Records contained in a dataset
****
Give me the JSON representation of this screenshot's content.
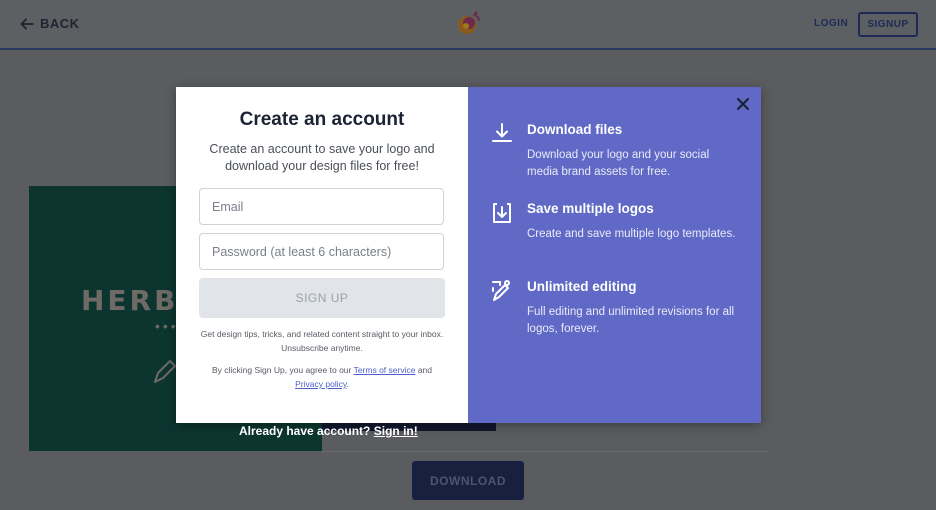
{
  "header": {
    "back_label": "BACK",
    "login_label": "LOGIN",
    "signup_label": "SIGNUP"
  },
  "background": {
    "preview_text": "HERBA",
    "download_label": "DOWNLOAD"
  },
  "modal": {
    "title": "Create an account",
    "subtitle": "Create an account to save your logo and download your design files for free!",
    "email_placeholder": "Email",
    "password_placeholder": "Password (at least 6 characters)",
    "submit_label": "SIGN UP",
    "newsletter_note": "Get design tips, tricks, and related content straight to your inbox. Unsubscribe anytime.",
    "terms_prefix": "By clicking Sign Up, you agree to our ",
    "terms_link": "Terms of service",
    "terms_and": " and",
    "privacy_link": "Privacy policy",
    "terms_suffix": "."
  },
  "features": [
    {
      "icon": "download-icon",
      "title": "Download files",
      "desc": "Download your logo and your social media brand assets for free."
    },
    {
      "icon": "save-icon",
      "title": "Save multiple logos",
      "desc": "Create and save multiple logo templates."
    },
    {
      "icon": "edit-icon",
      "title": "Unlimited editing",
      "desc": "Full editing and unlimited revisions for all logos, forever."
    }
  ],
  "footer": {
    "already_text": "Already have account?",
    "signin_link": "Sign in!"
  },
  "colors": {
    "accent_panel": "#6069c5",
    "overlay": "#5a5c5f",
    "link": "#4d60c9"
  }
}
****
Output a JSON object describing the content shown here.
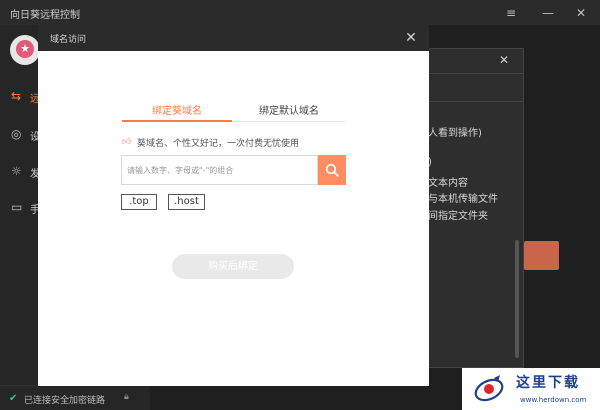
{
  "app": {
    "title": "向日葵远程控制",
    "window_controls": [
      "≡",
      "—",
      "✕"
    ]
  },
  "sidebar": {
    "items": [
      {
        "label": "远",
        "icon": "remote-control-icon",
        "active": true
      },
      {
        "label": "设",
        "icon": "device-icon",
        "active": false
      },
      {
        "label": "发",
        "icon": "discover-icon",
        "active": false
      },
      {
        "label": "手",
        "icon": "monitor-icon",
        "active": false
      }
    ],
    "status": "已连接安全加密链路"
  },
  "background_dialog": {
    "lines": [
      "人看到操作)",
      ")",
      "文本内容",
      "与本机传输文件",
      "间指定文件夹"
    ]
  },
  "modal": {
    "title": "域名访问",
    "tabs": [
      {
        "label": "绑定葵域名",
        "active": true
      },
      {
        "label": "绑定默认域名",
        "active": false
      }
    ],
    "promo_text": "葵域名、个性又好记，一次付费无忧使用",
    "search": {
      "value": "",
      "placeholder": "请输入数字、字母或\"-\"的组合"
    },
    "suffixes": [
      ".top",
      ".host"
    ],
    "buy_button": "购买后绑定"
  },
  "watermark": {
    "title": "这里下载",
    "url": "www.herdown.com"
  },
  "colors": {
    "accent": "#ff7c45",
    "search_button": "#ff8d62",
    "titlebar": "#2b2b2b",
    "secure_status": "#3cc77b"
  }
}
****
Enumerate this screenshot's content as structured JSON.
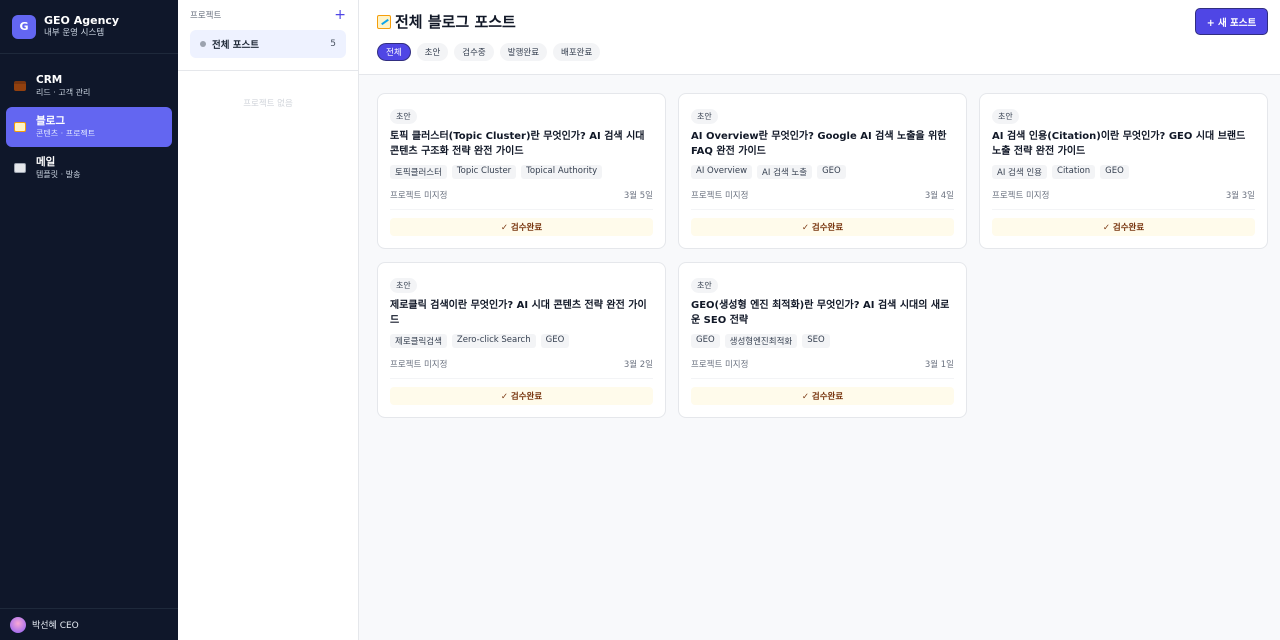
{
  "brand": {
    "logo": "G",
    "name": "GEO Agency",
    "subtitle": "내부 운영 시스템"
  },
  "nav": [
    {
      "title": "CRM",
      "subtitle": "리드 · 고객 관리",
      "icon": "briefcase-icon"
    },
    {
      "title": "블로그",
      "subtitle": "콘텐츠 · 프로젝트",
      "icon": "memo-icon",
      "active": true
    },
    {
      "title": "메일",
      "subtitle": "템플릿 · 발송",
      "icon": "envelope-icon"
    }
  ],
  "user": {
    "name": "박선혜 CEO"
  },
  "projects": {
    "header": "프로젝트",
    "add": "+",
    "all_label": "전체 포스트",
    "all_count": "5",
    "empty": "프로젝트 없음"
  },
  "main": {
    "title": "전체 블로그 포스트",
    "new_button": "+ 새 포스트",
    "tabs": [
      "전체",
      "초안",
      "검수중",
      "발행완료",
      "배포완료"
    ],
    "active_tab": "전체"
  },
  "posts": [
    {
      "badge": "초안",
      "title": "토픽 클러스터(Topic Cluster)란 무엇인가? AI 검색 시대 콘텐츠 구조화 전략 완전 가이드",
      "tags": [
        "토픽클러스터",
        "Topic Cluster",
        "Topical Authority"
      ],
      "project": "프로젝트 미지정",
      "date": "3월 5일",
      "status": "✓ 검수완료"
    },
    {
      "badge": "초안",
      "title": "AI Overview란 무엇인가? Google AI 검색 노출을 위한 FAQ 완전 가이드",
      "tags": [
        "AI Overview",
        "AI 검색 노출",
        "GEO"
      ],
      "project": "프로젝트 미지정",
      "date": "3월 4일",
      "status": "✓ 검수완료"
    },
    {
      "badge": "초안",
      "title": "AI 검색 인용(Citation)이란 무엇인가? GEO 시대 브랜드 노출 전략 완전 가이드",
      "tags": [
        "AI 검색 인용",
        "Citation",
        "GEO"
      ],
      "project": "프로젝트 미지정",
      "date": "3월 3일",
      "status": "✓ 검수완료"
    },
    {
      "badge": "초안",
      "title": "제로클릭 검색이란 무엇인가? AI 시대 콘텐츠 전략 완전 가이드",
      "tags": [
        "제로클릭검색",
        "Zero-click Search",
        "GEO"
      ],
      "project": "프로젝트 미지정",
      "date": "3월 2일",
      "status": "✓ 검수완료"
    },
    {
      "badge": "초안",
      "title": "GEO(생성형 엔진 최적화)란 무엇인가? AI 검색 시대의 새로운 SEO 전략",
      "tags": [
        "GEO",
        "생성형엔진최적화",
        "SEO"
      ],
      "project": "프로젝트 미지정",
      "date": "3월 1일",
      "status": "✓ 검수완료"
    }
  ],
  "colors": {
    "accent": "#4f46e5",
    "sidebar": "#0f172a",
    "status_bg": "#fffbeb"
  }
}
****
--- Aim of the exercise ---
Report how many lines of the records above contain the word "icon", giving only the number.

--- Result below ---
10